OCTOBER 19, 1938
CHICAGO, Tuesday—An item in the newspapers here this morning about the Treasury Art Project touched a responsive chord, for I have become deeply interested in the development of our American artists during the past few years. I feel the Government took a distinct step forward in demonstrating the interest it now feels in the fine arts when, on October 16th of this year, the Secretary of the Treasury in recognition of good work done during the past four years by the section of painting and sculpture, announced that this will become a permanent activity of the Treasury and will be known as the Section of Fine Arts. Every person interested in development of our own American art most rejoice in this sign of Government recognition.
Yesterday afternoon we had an interesting time in Charleston, Illinois. First we went to see the historical park which has been created on the old farm which belonged to Thomas Lincoln and his wife, Sarah Bush Lincoln, Abraham Lincoln's father and step-mother. The CCC boys have done most of the work of putting the grounds in order and reconstructed a split rail fence and built the log cabin. They found the site of the old root cellar and the old well, and they actually found an old cattle trough which had been in use ever since the days of Thomas Lincoln.
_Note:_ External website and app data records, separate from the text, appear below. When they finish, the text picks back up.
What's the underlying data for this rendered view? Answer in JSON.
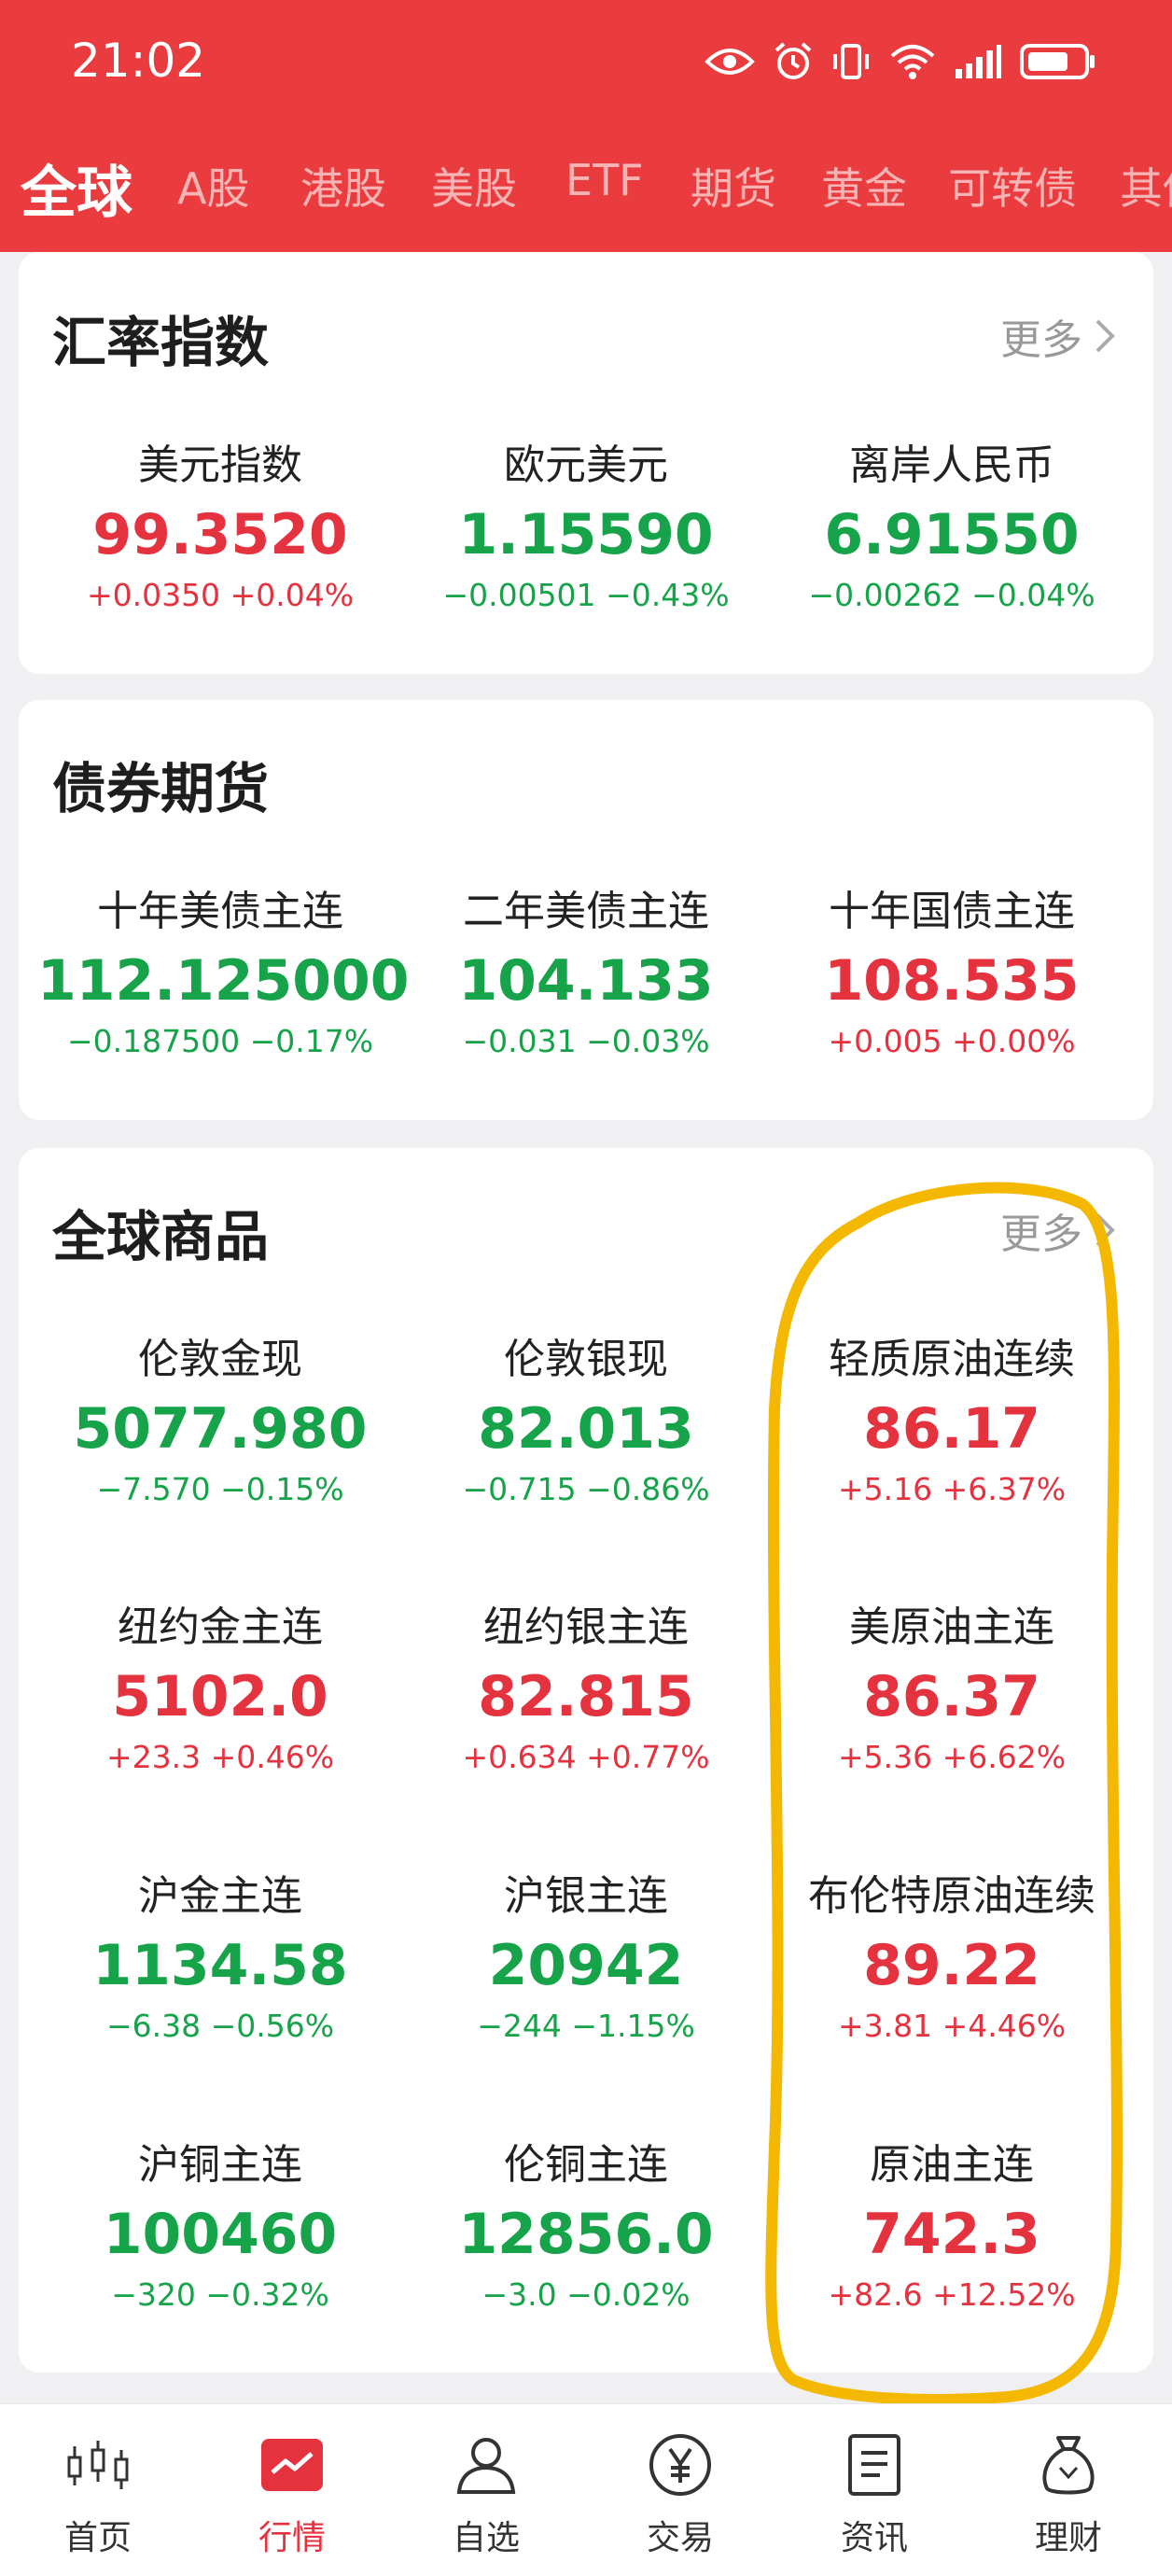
{
  "status_bar": {
    "time": "21:02"
  },
  "tabs": [
    {
      "label": "全球",
      "active": true
    },
    {
      "label": "A股"
    },
    {
      "label": "港股"
    },
    {
      "label": "美股"
    },
    {
      "label": "ETF"
    },
    {
      "label": "期货"
    },
    {
      "label": "黄金"
    },
    {
      "label": "可转债"
    },
    {
      "label": "其他"
    }
  ],
  "exchange": {
    "title": "汇率指数",
    "more": "更多",
    "items": [
      {
        "name": "美元指数",
        "price": "99.3520",
        "change": "+0.0350",
        "pct": "+0.04%",
        "dir": "up"
      },
      {
        "name": "欧元美元",
        "price": "1.15590",
        "change": "−0.00501",
        "pct": "−0.43%",
        "dir": "down"
      },
      {
        "name": "离岸人民币",
        "price": "6.91550",
        "change": "−0.00262",
        "pct": "−0.04%",
        "dir": "down"
      }
    ]
  },
  "bonds": {
    "title": "债券期货",
    "items": [
      {
        "name": "十年美债主连",
        "price": "112.125000",
        "change": "−0.187500",
        "pct": "−0.17%",
        "dir": "down"
      },
      {
        "name": "二年美债主连",
        "price": "104.133",
        "change": "−0.031",
        "pct": "−0.03%",
        "dir": "down"
      },
      {
        "name": "十年国债主连",
        "price": "108.535",
        "change": "+0.005",
        "pct": "+0.00%",
        "dir": "up"
      }
    ]
  },
  "commodities": {
    "title": "全球商品",
    "more": "更多",
    "items": [
      {
        "name": "伦敦金现",
        "price": "5077.980",
        "change": "−7.570",
        "pct": "−0.15%",
        "dir": "down"
      },
      {
        "name": "伦敦银现",
        "price": "82.013",
        "change": "−0.715",
        "pct": "−0.86%",
        "dir": "down"
      },
      {
        "name": "轻质原油连续",
        "price": "86.17",
        "change": "+5.16",
        "pct": "+6.37%",
        "dir": "up"
      },
      {
        "name": "纽约金主连",
        "price": "5102.0",
        "change": "+23.3",
        "pct": "+0.46%",
        "dir": "up"
      },
      {
        "name": "纽约银主连",
        "price": "82.815",
        "change": "+0.634",
        "pct": "+0.77%",
        "dir": "up"
      },
      {
        "name": "美原油主连",
        "price": "86.37",
        "change": "+5.36",
        "pct": "+6.62%",
        "dir": "up"
      },
      {
        "name": "沪金主连",
        "price": "1134.58",
        "change": "−6.38",
        "pct": "−0.56%",
        "dir": "down"
      },
      {
        "name": "沪银主连",
        "price": "20942",
        "change": "−244",
        "pct": "−1.15%",
        "dir": "down"
      },
      {
        "name": "布伦特原油连续",
        "price": "89.22",
        "change": "+3.81",
        "pct": "+4.46%",
        "dir": "up"
      },
      {
        "name": "沪铜主连",
        "price": "100460",
        "change": "−320",
        "pct": "−0.32%",
        "dir": "down"
      },
      {
        "name": "伦铜主连",
        "price": "12856.0",
        "change": "−3.0",
        "pct": "−0.02%",
        "dir": "down"
      },
      {
        "name": "原油主连",
        "price": "742.3",
        "change": "+82.6",
        "pct": "+12.52%",
        "dir": "up"
      }
    ]
  },
  "bottom_nav": [
    {
      "label": "首页",
      "icon": "candlestick-icon"
    },
    {
      "label": "行情",
      "icon": "chart-icon",
      "active": true
    },
    {
      "label": "自选",
      "icon": "user-icon"
    },
    {
      "label": "交易",
      "icon": "yen-icon"
    },
    {
      "label": "资讯",
      "icon": "document-icon"
    },
    {
      "label": "理财",
      "icon": "money-bag-icon"
    }
  ],
  "colors": {
    "brand_red": "#ea3b3e",
    "up": "#e5323f",
    "down": "#16a34a",
    "highlight": "#f5b800"
  }
}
Afterwards, we visited the old churchyard in which the Lincolns are buried and then we proceeded to the CCC Camp where the boys who are doing so much of this interesting work, are housed. It seemed to be a model camp, nicely planted and well kept, and the boys looked healthy and happy. They are near enough to the town to profit by educational advantages at the college and recreational opportunities in the town. One of the boys has actually finished college and is now working with the NYA program.
From there we went to one of the NYA Resident Boys Projects, which has been established in a house not far from the college. These boys take advantage of classes in industrial arts and work on landscaping around the new college buildings. Besides that, they do all the work in the house in which they live, even assisting the cook. Later they will have a garden of their own. I thought they were a grand set of youngsters and was very favorably impressed by the way in which they aided in the management of the house. I was glad to find that the food costs on this project were kept below the food costs in the CCC camp.
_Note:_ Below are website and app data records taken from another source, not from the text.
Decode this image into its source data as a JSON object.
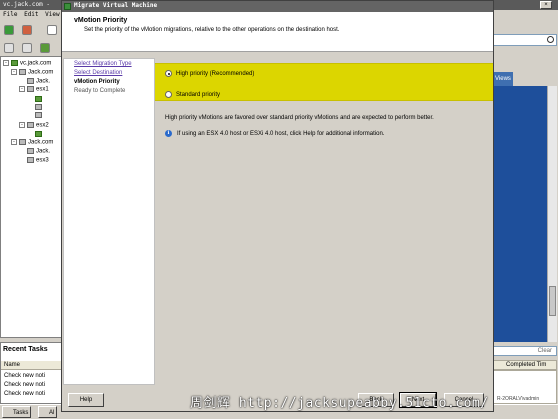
{
  "background": {
    "window_title": "vc.jack.com - ",
    "menu": [
      "File",
      "Edit",
      "View"
    ],
    "tree": {
      "root": "vc.jack.com",
      "nodes": [
        "Jack.com",
        "Jack.",
        "esx1",
        "",
        "",
        "",
        "esx2",
        "",
        "Jack.com",
        "Jack.",
        "esx3"
      ]
    },
    "views_tab": "Views",
    "clear_label": "Clear",
    "recent_tasks": {
      "title": "Recent Tasks",
      "column_name": "Name",
      "column_completed": "Completed Tim",
      "rows": [
        "Check new noti",
        "Check new noti",
        "Check new noti"
      ]
    },
    "taskbar": {
      "tasks_label": "Tasks",
      "alarms_label": "Al"
    },
    "right_footer": "R-2ORALV\\vadmin"
  },
  "dialog": {
    "title": "Migrate Virtual Machine",
    "heading": "vMotion Priority",
    "subheading": "Set the priority of the vMotion migrations, relative to the other operations on the destination host.",
    "steps": [
      {
        "label": "Select Migration Type",
        "state": "link"
      },
      {
        "label": "Select Destination",
        "state": "link"
      },
      {
        "label": "vMotion Priority",
        "state": "current"
      },
      {
        "label": "Ready to Complete",
        "state": "future"
      }
    ],
    "options": [
      {
        "label": "High priority (Recommended)",
        "checked": true
      },
      {
        "label": "Standard priority",
        "checked": false
      }
    ],
    "description": "High priority vMotions are favored over standard priority vMotions and are expected to perform better.",
    "info_text": "If using an ESX 4.0 host or ESXi 4.0 host, click Help for additional information.",
    "buttons": {
      "help": "Help",
      "back": "Back",
      "next": "Next",
      "cancel": "Cancel"
    }
  },
  "watermark": "周剑辉 http://jacksupeabby.51cto.com/",
  "colors": {
    "panel_highlight": "#dcd600",
    "link": "#5a3aa8",
    "blue_panel": "#1e4f9b"
  }
}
We arrived in Chicago this morning and I spent two hours and a half with a very interesting group of people discussing educational problems.
A few friends came to lunch and, like every other woman, I must now go and waste time at the hairdressers.